§ **Information provided**
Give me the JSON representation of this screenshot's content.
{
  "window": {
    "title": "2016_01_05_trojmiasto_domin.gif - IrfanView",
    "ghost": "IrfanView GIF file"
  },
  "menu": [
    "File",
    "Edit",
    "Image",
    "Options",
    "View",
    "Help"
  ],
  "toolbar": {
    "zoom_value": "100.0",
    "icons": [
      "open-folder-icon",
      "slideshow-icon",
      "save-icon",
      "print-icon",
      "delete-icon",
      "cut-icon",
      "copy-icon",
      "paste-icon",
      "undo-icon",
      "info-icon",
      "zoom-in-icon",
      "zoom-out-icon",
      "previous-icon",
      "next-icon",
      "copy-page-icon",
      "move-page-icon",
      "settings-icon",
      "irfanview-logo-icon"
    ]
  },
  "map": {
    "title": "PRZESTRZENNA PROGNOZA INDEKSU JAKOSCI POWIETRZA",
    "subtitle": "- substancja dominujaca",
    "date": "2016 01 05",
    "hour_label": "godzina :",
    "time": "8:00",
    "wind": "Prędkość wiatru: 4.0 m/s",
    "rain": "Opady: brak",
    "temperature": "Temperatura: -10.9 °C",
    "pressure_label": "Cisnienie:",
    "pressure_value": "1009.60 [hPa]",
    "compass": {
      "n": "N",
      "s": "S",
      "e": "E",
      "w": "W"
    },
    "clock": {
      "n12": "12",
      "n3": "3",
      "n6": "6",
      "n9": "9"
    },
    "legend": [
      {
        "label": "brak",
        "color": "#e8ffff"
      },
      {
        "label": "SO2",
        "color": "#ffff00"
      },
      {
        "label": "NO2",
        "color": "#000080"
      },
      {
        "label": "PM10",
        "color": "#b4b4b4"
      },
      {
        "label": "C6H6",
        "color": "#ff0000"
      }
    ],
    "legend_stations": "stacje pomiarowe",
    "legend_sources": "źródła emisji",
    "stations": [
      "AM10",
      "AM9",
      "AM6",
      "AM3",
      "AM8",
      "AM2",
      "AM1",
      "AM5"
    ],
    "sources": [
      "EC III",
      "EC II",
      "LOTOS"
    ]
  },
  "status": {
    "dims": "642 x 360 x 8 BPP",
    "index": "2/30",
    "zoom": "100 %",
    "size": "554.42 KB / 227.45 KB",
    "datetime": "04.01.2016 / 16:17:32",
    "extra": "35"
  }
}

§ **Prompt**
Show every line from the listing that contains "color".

§ **Expected answer**
        "color": "#e8ffff"
        "color": "#ffff00"
        "color": "#000080"
        "color": "#b4b4b4"
        "color": "#ff0000"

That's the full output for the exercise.